··· LISTED ENTRIES ···

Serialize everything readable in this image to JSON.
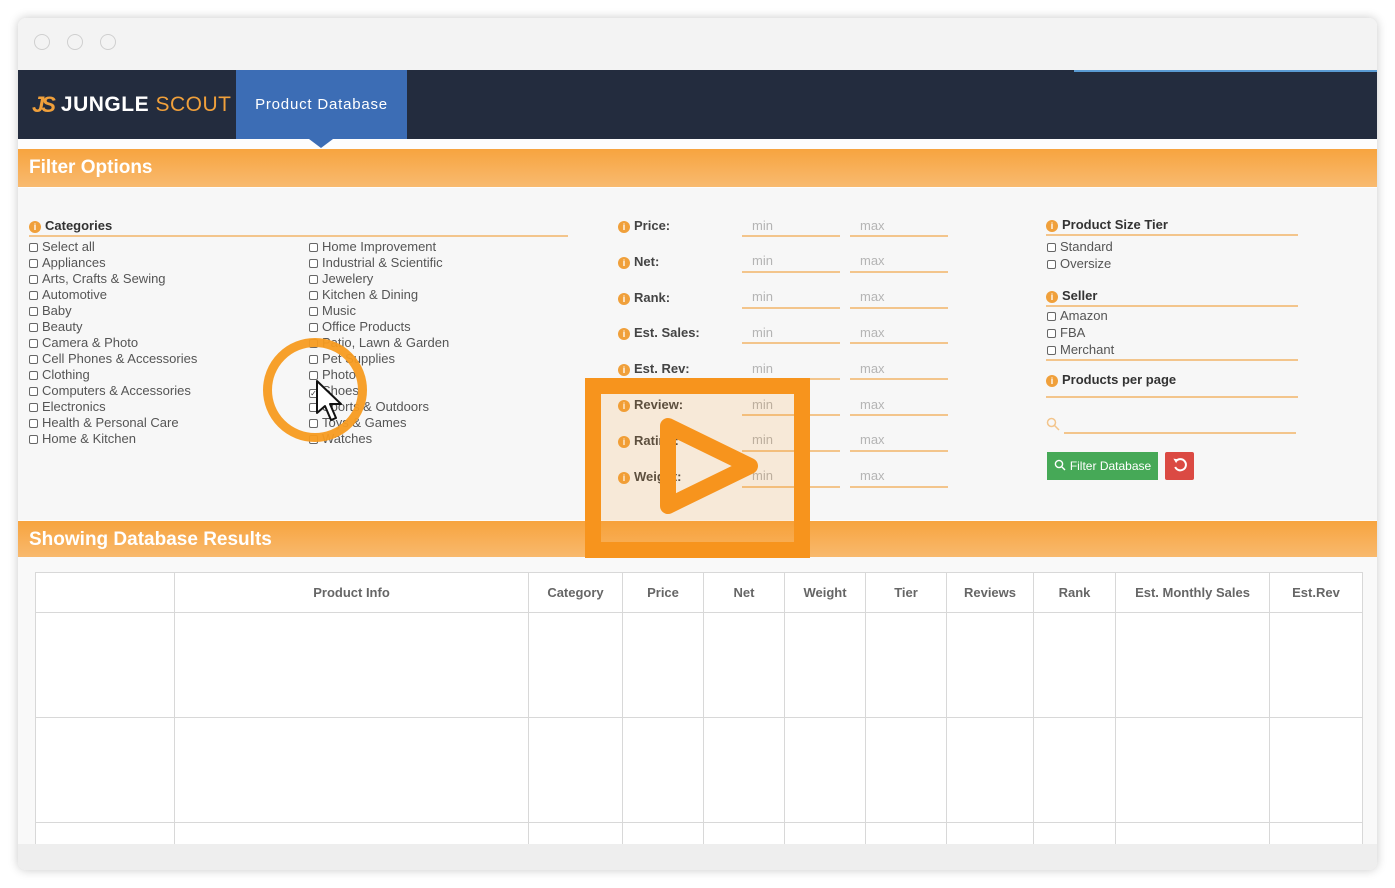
{
  "app": {
    "logo_mark": "JS",
    "logo_jungle": "JUNGLE",
    "logo_scout": "SCOUT",
    "nav_tab": "Product Database"
  },
  "filter_section": {
    "title": "Filter Options",
    "categories_heading": "Categories",
    "categories_col1": [
      {
        "label": "Select all",
        "checked": false
      },
      {
        "label": "Appliances",
        "checked": false
      },
      {
        "label": "Arts, Crafts & Sewing",
        "checked": false
      },
      {
        "label": "Automotive",
        "checked": false
      },
      {
        "label": "Baby",
        "checked": false
      },
      {
        "label": "Beauty",
        "checked": false
      },
      {
        "label": "Camera & Photo",
        "checked": false
      },
      {
        "label": "Cell Phones & Accessories",
        "checked": false
      },
      {
        "label": "Clothing",
        "checked": false
      },
      {
        "label": "Computers & Accessories",
        "checked": false
      },
      {
        "label": "Electronics",
        "checked": false
      },
      {
        "label": "Health & Personal Care",
        "checked": false
      },
      {
        "label": "Home & Kitchen",
        "checked": false
      }
    ],
    "categories_col2": [
      {
        "label": "Home Improvement",
        "checked": false
      },
      {
        "label": "Industrial & Scientific",
        "checked": false
      },
      {
        "label": "Jewelery",
        "checked": false
      },
      {
        "label": "Kitchen & Dining",
        "checked": false
      },
      {
        "label": "Music",
        "checked": false
      },
      {
        "label": "Office Products",
        "checked": false
      },
      {
        "label": "Patio, Lawn & Garden",
        "checked": false
      },
      {
        "label": "Pet Supplies",
        "checked": false
      },
      {
        "label": "Photo",
        "checked": false
      },
      {
        "label": "Shoes",
        "checked": true
      },
      {
        "label": "Sports & Outdoors",
        "checked": false
      },
      {
        "label": "Toys & Games",
        "checked": false
      },
      {
        "label": "Watches",
        "checked": false
      }
    ],
    "range_filters": [
      {
        "label": "Price:",
        "min_placeholder": "min",
        "max_placeholder": "max"
      },
      {
        "label": "Net:",
        "min_placeholder": "min",
        "max_placeholder": "max"
      },
      {
        "label": "Rank:",
        "min_placeholder": "min",
        "max_placeholder": "max"
      },
      {
        "label": "Est. Sales:",
        "min_placeholder": "min",
        "max_placeholder": "max"
      },
      {
        "label": "Est. Rev:",
        "min_placeholder": "min",
        "max_placeholder": "max"
      },
      {
        "label": "Review:",
        "min_placeholder": "min",
        "max_placeholder": "max"
      },
      {
        "label": "Rating:",
        "min_placeholder": "min",
        "max_placeholder": "max"
      },
      {
        "label": "Weight:",
        "min_placeholder": "min",
        "max_placeholder": "max"
      }
    ],
    "size_tier_heading": "Product Size Tier",
    "size_tier_options": [
      "Standard",
      "Oversize"
    ],
    "seller_heading": "Seller",
    "seller_options": [
      "Amazon",
      "FBA",
      "Merchant"
    ],
    "per_page_heading": "Products per page",
    "filter_button": "Filter Database"
  },
  "results_section": {
    "title": "Showing Database Results",
    "columns": [
      "",
      "Product Info",
      "Category",
      "Price",
      "Net",
      "Weight",
      "Tier",
      "Reviews",
      "Rank",
      "Est. Monthly Sales",
      "Est.Rev"
    ]
  },
  "colors": {
    "accent_orange": "#f7941d",
    "nav_dark": "#232c3e",
    "nav_tab_blue": "#3c6db5",
    "filter_green": "#46a957",
    "reset_red": "#db4a43"
  }
}
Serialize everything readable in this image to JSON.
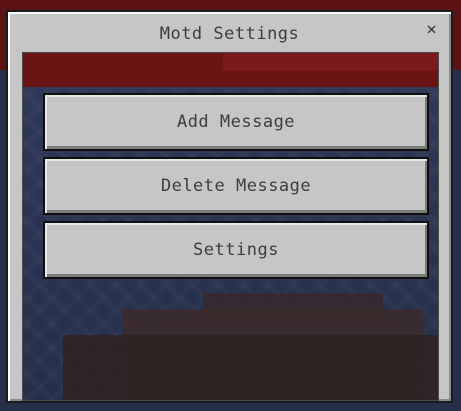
{
  "window": {
    "title": "Motd Settings",
    "close_glyph": "×"
  },
  "buttons": [
    {
      "label": "Add Message"
    },
    {
      "label": "Delete Message"
    },
    {
      "label": "Settings"
    }
  ],
  "colors": {
    "panel": "#c6c6c6",
    "text": "#3d3d3d",
    "border": "#0f0f0f"
  },
  "icons": {
    "close": "close-icon"
  }
}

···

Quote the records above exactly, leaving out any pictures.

Serialize everything readable in this image to JSON.
{
  "app": {
    "logo_mark": "JS",
    "logo_jungle": "JUNGLE",
    "logo_scout": "SCOUT",
    "nav_tab": "Product Database"
  },
  "filter_section": {
    "title": "Filter Options",
    "categories_heading": "Categories",
    "categories_col1": [
      {
        "label": "Select all",
        "checked": false
      },
      {
        "label": "Appliances",
        "checked": false
      },
      {
        "label": "Arts, Crafts & Sewing",
        "checked": false
      },
      {
        "label": "Automotive",
        "checked": false
      },
      {
        "label": "Baby",
        "checked": false
      },
      {
        "label": "Beauty",
        "checked": false
      },
      {
        "label": "Camera & Photo",
        "checked": false
      },
      {
        "label": "Cell Phones & Accessories",
        "checked": false
      },
      {
        "label": "Clothing",
        "checked": false
      },
      {
        "label": "Computers & Accessories",
        "checked": false
      },
      {
        "label": "Electronics",
        "checked": false
      },
      {
        "label": "Health & Personal Care",
        "checked": false
      },
      {
        "label": "Home & Kitchen",
        "checked": false
      }
    ],
    "categories_col2": [
      {
        "label": "Home Improvement",
        "checked": false
      },
      {
        "label": "Industrial & Scientific",
        "checked": false
      },
      {
        "label": "Jewelery",
        "checked": false
      },
      {
        "label": "Kitchen & Dining",
        "checked": false
      },
      {
        "label": "Music",
        "checked": false
      },
      {
        "label": "Office Products",
        "checked": false
      },
      {
        "label": "Patio, Lawn & Garden",
        "checked": false
      },
      {
        "label": "Pet Supplies",
        "checked": false
      },
      {
        "label": "Photo",
        "checked": false
      },
      {
        "label": "Shoes",
        "checked": true
      },
      {
        "label": "Sports & Outdoors",
        "checked": false
      },
      {
        "label": "Toys & Games",
        "checked": false
      },
      {
        "label": "Watches",
        "checked": false
      }
    ],
    "range_filters": [
      {
        "label": "Price:",
        "min_placeholder": "min",
        "max_placeholder": "max"
      },
      {
        "label": "Net:",
        "min_placeholder": "min",
        "max_placeholder": "max"
      },
      {
        "label": "Rank:",
        "min_placeholder": "min",
        "max_placeholder": "max"
      },
      {
        "label": "Est. Sales:",
        "min_placeholder": "min",
        "max_placeholder": "max"
      },
      {
        "label": "Est. Rev:",
        "min_placeholder": "min",
        "max_placeholder": "max"
      },
      {
        "label": "Review:",
        "min_placeholder": "min",
        "max_placeholder": "max"
      },
      {
        "label": "Rating:",
        "min_placeholder": "min",
        "max_placeholder": "max"
      },
      {
        "label": "Weight:",
        "min_placeholder": "min",
        "max_placeholder": "max"
      }
    ],
    "size_tier_heading": "Product Size Tier",
    "size_tier_options": [
      "Standard",
      "Oversize"
    ],
    "seller_heading": "Seller",
    "seller_options": [
      "Amazon",
      "FBA",
      "Merchant"
    ],
    "per_page_heading": "Products per page",
    "filter_button": "Filter Database"
  },
  "results_section": {
    "title": "Showing Database Results",
    "columns": [
      "",
      "Product Info",
      "Category",
      "Price",
      "Net",
      "Weight",
      "Tier",
      "Reviews",
      "Rank",
      "Est. Monthly Sales",
      "Est.Rev"
    ]
  },
  "colors": {
    "accent_orange": "#f7941d",
    "nav_dark": "#232c3e",
    "nav_tab_blue": "#3c6db5",
    "filter_green": "#46a957",
    "reset_red": "#db4a43"
  }
}
Serialize everything readable in this image to JSON.
{
  "window": {
    "title": "Motd Settings",
    "close_glyph": "×"
  },
  "buttons": [
    {
      "label": "Add Message"
    },
    {
      "label": "Delete Message"
    },
    {
      "label": "Settings"
    }
  ],
  "colors": {
    "panel": "#c6c6c6",
    "text": "#3d3d3d",
    "border": "#0f0f0f"
  },
  "icons": {
    "close": "close-icon"
  }
}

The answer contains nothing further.